Expect credit scoring to remain an important facet of the real estate industry for years to come. The accuracy of credit scoring has been improving with every mortgage payment. The only foreseeable roadblock to the use of credit scoring in the mortgage industry are a few court suits based upon the ground that credit scores discriminate against minorities.
Fannie Mae & Freddie Mac will continue to purchase billions of dollars in mortgages in the secondary market each year. They are two of the largest sources for mortgages in the nation. The underwriting criteria they set forth will set the guidelines for underwriting and will filter down throughout the industry. Even a major lender who retains their own servicing while selling the mortgages as mortgage backed securities are pressured to use the Fannie Mae & Freddie Mac underwriting criteria to maintain the ease of sale of the mortgage loan in the secondary markets.
Can A Borrower whose Credit Score Falls Below 620 Still Aquire a Mortgage?
A borrower whose credit score falls below 620 may still acquire a mortgage. There are very few lenders in this channel after the economic collapse. Many traditional banks and mortgage companies will not lend money to borrowers who have credit scores that are below the 620 level. These borrowers might be better served by seeking mortgage lenders who portfolio their mortgage loans or mortgage bankers who have alternative wholesale lenders that are more receptive to borrowers with credit scores under 620.
Quite often the cause of a low credit score is the result of either excessive debt limits or outstanding judgment’s. If you have credit card debt that exceeds 50% of you credit line, your credit scores will fall. Paying off an outstanding judgment / charge-off / or lien usually will not have an immediate effect on a credit score.
Only time, low debt percentages and clean payment history can help raise your credit score. The time frame will vary from borrower to borrower. For a fee some Credit Companies can re-score a report in a few days. Some mortgage companies have credit programs that will inform you of how to raise your credit scores by paying off certain debts and how many point you could see in the short term.
Some lenders will allow a judgment to be paid prior to closing, while other lenders might want a 6-12 month grace period after a judgment is paid in full.

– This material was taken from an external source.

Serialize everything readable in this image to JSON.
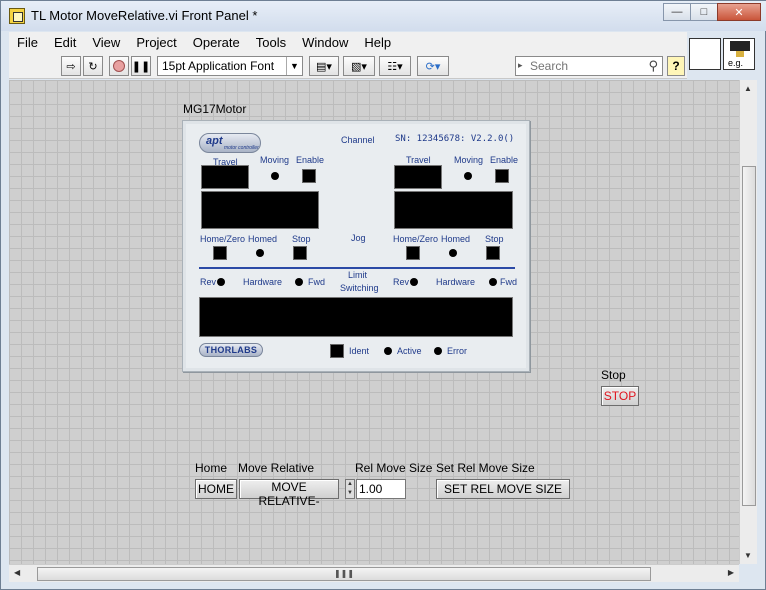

NOTE: In most situations borrowers cannot close on a mortgage with outstanding
judgments or tax liens. If a judgment is in a monthly repayment program, it must be paid in full.